Before sharing some broccoli slices with your dog, you may wonder if dogs can eat them and whether this veggie is healthy for your dogs.
Read on to find out if you can give your dog a quick bite of this mineral-packed mini-tree next time they beg for it.
Is broccoli good for dogs?
Loaded with vitamins, minerals, and fiber, broccoli is an excellent addition to your dog’s diet.
Moreover, you can feed broccoli to your dog in any form — raw, cooked, steamed, or roasted.
The health rewards provided by a nutrient-rich broccoli treat are uncountable; some of them are:
It boosts digestive action: Broccoli has a high fiber content, which helps your dog’s digestive system to function smoothly.
In increases bone density: Vitamin K, a nutritional powerhouse that enhances bone density and provides a multitude of other benefits is also present in broccoli. In fact, broccoli carries the highest amount of Vitamin K found in vegetables. Bone density levels decrease as the dogs age and can reduce their activeness. Feeding older dogs some broccoli might help them stay active and vibrant for longer.
It promotes immunity: Broccoli contains vitamin C, which helps with the absorption of iron and maintains excellent functioning of the immune system. It also provides anti-inflammatory properties. Being a water-soluble vitamin, it passes in their urine if they receive too much, and thus, can’t be overdosed on it.
It strengthens the nervous system: Broccoli contains an abundance of minerals like chromium, magnesium, potassium, sodium, and plenty others that strengthen your dog’s nervous and immune systems. These minerals also help produce and maintain healthy cells.
Can broccoli be unhealthy for dogs?
While broccoli certainly has various benefits, there are also some potential issues to consider when feeding it to your pet.
This veggie contains isothiocyanate, a naturally occurring compound that’s known to provide the cruciferous vegetables their trademark flavor.
Although useful to the plants as it wards off insects and bacteria in addition to flavoring them, isothiocyanate can cause gut infection and moderate to severe irritation of the digestive tract in your pets.
Having a small amount of isothiocyanate is safe, but if your dog eats more than 10% of its calories from broccoli, isothiocyanate can cause painful stomach inflammation!
The real threat is when your dog eats a lot of broccoli — about 25% of its overall calorific intake.
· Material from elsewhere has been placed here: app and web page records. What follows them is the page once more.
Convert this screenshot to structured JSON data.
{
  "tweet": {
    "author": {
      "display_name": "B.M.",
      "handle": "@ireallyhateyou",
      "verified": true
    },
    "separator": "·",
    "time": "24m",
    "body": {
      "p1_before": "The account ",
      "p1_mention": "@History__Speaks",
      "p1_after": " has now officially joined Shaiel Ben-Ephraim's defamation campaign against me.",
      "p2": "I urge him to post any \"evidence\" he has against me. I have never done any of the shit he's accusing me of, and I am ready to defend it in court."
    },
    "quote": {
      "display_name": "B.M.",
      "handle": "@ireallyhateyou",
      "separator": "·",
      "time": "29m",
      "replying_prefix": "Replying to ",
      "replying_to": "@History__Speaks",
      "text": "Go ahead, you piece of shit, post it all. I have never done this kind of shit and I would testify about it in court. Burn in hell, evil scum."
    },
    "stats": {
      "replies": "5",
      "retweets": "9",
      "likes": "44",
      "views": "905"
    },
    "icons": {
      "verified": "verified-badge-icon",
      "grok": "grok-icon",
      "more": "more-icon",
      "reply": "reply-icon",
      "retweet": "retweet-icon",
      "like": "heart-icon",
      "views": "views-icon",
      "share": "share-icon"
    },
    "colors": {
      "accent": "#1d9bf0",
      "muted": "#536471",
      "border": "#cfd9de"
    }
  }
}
At a concentration that high, isothiocyanate can be deadly toxic for dogs.
Thus, moderation is key when feeding broccoli to your pets. It should never be given more frequently than an occasional treat.
Additionally, if you feel like offering your dog a few slices of cooked broccoli, do so without adding any other ingredients like onions, tomatoes, or oils that could give them digestive issues.
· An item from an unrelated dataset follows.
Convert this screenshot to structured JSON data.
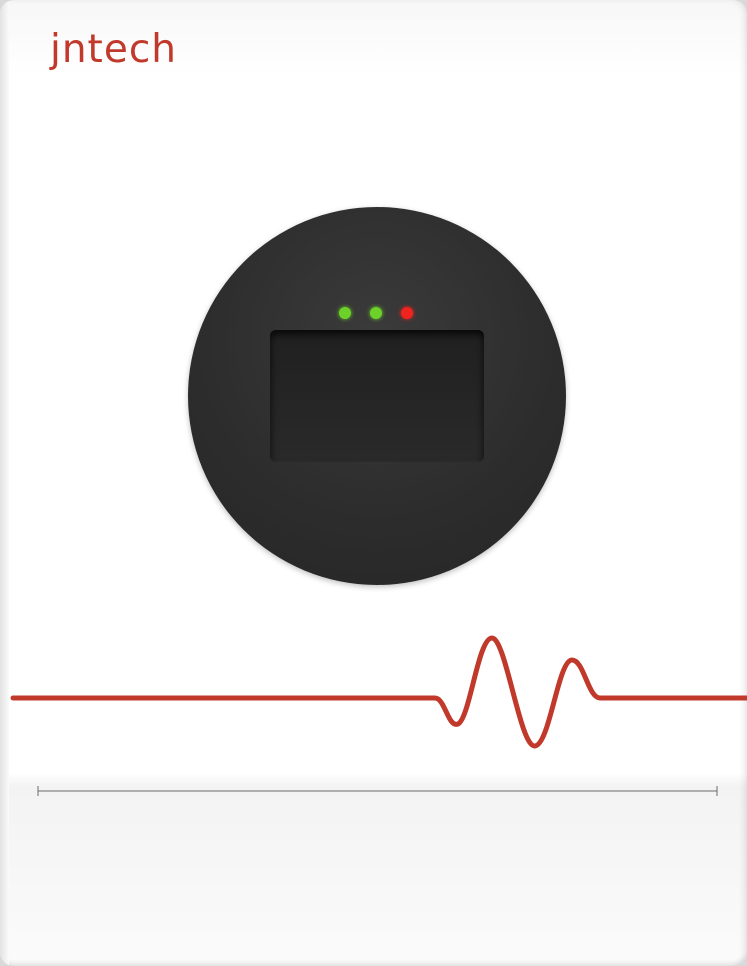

Can dogs eat broccoli stems?
Some dog parents give their pups a broccoli stem as chew toys when they’re teething, thinking it’s a healthier and safer option. It’s not.
The fiber content in the broccoli stem is too high for your dogs to digest. It is worse for puppies, as they may swallow large pieces of the stem and potentially have a choking hazard.
While it’s generally safe and healthy for your dogs to eat broccoli in moderation, its stem shouldn’t be anywhere near their mouths.
Can dogs have too much broccoli?
If it may be possible your dog ate too much broccoli, watch carefully for any symptoms of stomach issues.
Symptoms could include fatigue, reduced appetite, apparent discomfort, vomiting and/or diarrhea, decreased water consumption, and/or increased licking of lips, objects, or the air.
Contact your veterinarian if you observe these symptoms.
Learn more helpful tips for mastering dog care at The Dog’s Avenue.
This article is intended for educational purposes only. It is not to be used as a replacement for veterinary advice. Factors like a dog’s age, health, and diet can impact the safety of a food, activity, or product for the dog.
You should regularly consult with your dog’s veterinarian to learn how you can provide the best care for your dog. Always ask your dog’s veterinarian before giving your dog a new food or trying out a new activity or product.